How could that possibly come about in a just way when He is such a holy God and we are such sinful people? Only through some mechanism of forgiveness. The old way with its tabernacle or Temple and altar with animal sacrifices was only a shadow, an illustration pointing to the covenant's fulfilment in Jesus Christ. The letter to the Hebrews makes this connection most thoroughly - see chapters 8 and 10 where this passage from Jeremiah is really brought into focus through the lens of Christ crucified. 10:12-14, "But when this priest had offered for all time one sacrifice for sins, he sat down at the right hand of God.Since that time he waits for his enemies to be made his footstool [there will be actual peace externally], because by one sacrifice he has made perfect forever those who are being made holy." Jesus has become the means for our forgiveness, the vehicle by which God's love reaches out and draws us near. Something radical had to happen to deal with our 'incredible evil', our 'incurable wound' sprouting from our corrupt heart (30:12ff) that made us enemies with God. What was required to bring about peace and reconciliation was the cross, the most unjust thing that could ever come about: God turned it around and made the unthinkable our way back to Him. By that one sacrifice we who believe are being made holy, made perfect or complete and adequate forever.


The Puritan Thomas Watson put it this way: "God the Son is called the Prince of Peace. He came into the world with a song of peace: 'On earth peace...' He went out of the world with a legacy of peace, 'Peace I leave with you, My peace I give unto you.' Christ's earnest prayer was for peace; He prayed that His people might be one. Christ not only prayed for peace, but bled for peace: 'Having made peace through the blood of His cross.' He died not only to make peace between God and man, but between man and man. Christ suffered on the cross that He might cement Christians together with His blood; as He prayed for peace, so He paid for peace."

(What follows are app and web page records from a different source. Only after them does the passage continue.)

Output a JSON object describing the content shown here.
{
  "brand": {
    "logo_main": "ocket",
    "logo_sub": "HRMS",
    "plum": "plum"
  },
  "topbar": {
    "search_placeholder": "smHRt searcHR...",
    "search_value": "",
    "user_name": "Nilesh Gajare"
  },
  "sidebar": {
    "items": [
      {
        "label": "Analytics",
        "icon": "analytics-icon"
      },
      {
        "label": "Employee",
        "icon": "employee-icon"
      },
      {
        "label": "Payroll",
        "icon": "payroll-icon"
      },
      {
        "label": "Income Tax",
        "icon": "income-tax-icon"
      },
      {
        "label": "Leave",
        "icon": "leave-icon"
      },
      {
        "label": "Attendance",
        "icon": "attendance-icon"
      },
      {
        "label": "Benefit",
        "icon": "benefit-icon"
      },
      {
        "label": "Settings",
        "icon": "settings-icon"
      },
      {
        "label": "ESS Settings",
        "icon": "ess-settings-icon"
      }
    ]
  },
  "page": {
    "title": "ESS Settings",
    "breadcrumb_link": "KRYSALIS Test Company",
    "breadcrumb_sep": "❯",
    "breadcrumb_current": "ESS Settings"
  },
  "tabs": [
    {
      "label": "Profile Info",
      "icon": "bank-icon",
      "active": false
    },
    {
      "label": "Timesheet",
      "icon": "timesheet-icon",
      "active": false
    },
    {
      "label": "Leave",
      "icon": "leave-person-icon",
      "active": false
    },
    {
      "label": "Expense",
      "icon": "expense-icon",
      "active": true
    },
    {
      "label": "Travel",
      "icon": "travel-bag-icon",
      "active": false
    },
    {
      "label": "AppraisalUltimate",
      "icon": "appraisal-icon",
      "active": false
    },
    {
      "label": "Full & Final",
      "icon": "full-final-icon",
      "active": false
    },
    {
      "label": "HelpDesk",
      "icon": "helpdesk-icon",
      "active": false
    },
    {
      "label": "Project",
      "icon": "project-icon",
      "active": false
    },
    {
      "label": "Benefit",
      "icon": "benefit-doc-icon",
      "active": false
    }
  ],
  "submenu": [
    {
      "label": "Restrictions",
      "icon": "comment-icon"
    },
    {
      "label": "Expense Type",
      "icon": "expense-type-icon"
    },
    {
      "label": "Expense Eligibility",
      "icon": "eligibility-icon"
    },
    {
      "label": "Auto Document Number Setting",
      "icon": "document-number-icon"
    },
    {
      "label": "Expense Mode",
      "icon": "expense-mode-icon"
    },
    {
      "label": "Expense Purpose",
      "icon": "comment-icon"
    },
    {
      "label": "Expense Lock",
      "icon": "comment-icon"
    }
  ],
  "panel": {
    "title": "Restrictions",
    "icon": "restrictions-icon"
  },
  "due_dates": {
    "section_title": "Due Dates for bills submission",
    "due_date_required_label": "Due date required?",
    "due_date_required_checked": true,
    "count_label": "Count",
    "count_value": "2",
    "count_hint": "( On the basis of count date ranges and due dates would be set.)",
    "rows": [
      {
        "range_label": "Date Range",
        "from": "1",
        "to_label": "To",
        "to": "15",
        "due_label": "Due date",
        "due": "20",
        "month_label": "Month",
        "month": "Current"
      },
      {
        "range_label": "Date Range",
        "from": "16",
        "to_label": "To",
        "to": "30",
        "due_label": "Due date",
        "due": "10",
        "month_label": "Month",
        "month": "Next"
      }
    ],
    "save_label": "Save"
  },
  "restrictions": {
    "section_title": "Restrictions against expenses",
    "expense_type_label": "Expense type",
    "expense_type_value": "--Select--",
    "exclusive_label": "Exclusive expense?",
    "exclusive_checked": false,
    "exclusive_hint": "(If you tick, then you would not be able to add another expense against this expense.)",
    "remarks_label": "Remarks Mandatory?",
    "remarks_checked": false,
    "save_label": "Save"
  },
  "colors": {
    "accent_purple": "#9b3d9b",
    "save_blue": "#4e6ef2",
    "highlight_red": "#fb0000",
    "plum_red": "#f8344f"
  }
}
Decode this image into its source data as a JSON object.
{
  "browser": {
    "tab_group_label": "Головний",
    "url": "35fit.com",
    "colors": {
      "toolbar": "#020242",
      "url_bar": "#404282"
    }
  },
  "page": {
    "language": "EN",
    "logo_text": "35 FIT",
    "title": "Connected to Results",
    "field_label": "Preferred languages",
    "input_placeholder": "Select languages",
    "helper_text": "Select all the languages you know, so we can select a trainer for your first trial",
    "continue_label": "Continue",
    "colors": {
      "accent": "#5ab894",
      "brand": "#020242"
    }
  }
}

It's been purchased and provided for you to have personally, this peace. Will you 'own' it - avail yourself of it? Will you carry it out in your relationships? Would those around perceive you as a 'man of peace' / 'woman of peace'? Jesus said an interesting thing to His disciples about how they should approach situations. He implied it's not necessarily a matter of discovering peace IN a setting, but that we actually bring our peace (His peace, really) TO the situation. Luke 10:5-6, when He's sending out the 72 on mission as His advance messengers - listen to this closely: "When you enter a house, first say, 'Peace to this house.' If a man of peace is there, your peace will rest on him; if not, it will return to you."

Be His ambassador of peace this week - Him who is the Prince of peace. Let's pray.